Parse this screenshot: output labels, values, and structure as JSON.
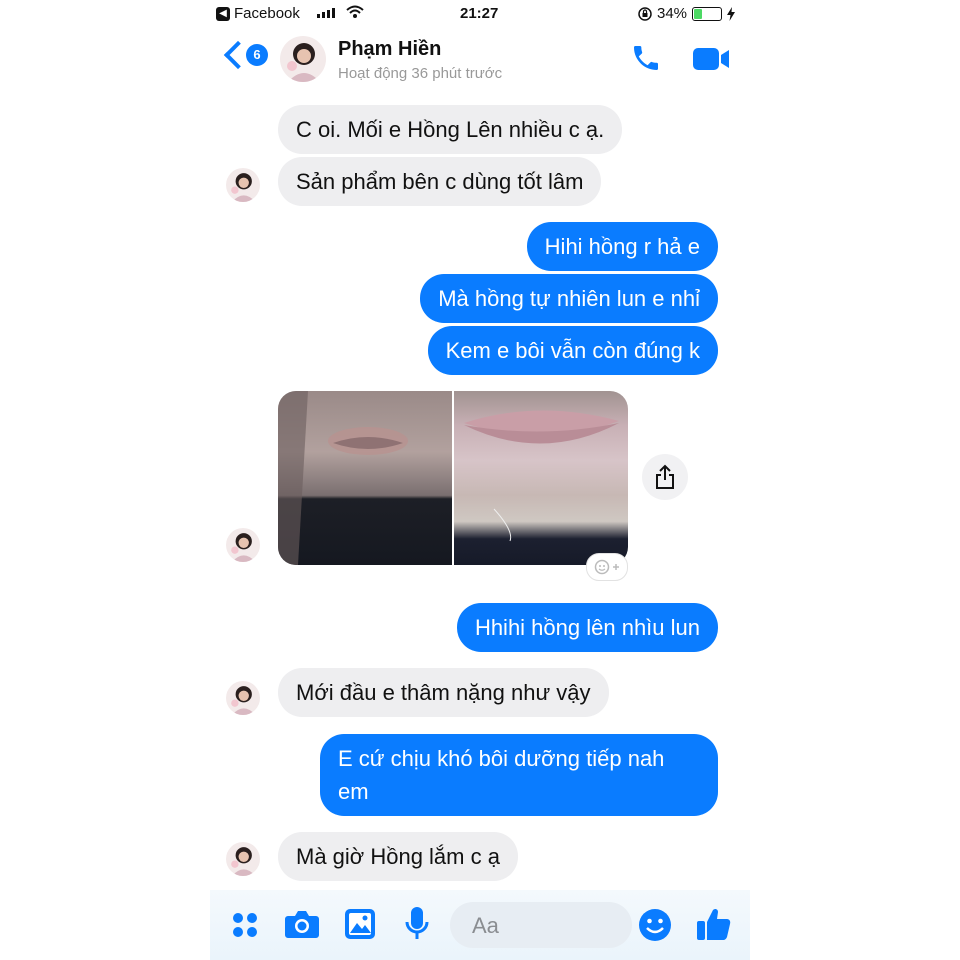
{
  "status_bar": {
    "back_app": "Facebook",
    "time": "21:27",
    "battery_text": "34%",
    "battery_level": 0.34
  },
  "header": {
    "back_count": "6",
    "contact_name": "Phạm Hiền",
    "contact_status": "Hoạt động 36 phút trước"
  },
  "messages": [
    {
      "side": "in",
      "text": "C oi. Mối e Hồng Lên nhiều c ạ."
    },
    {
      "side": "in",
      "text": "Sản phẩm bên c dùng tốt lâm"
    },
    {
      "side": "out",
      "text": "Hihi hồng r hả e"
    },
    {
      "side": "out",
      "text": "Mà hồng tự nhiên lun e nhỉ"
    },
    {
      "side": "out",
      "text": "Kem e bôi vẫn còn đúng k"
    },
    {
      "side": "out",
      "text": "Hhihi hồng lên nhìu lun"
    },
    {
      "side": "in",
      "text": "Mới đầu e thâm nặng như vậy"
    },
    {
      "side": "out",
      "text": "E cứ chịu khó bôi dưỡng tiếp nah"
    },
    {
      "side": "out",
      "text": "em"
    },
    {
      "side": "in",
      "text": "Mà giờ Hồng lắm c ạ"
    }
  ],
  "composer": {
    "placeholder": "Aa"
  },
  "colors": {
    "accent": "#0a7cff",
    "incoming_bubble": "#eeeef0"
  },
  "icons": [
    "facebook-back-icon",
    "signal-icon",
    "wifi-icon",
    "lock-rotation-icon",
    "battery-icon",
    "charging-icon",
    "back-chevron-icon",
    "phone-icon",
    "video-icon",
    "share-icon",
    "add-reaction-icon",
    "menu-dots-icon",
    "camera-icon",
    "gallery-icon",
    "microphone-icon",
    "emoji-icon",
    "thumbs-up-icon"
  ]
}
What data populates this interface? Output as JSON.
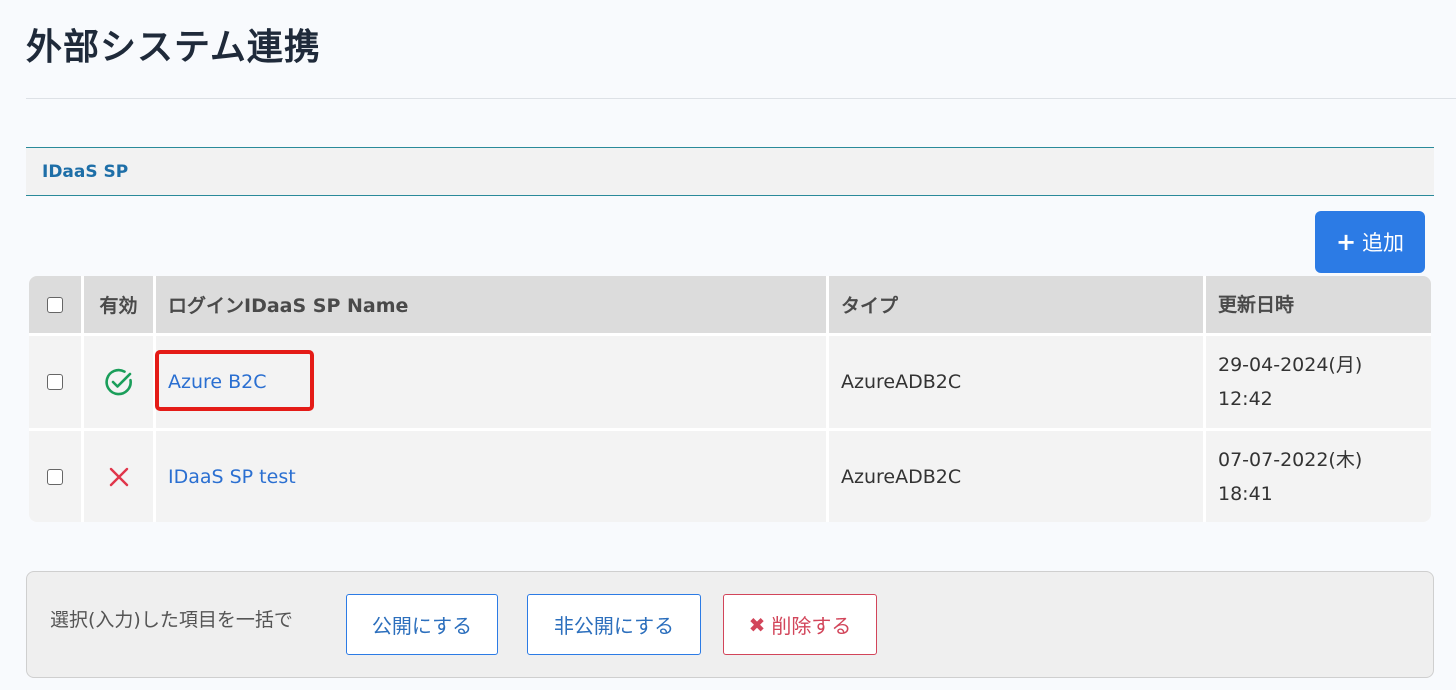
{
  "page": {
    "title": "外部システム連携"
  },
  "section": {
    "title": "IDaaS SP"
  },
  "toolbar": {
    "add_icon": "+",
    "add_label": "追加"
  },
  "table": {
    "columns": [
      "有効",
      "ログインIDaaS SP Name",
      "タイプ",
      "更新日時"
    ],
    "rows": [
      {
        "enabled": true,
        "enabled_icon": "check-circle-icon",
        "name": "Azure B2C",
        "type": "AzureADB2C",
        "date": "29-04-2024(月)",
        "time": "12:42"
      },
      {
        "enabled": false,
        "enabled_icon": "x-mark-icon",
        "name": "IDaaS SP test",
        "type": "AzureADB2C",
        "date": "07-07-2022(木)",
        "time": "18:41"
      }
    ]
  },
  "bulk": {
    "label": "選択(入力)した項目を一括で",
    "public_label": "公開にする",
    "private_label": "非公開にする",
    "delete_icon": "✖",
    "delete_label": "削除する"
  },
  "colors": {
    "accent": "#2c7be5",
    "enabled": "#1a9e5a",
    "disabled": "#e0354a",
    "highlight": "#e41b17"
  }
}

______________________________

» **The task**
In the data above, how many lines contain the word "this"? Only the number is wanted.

» **Exercise response**
2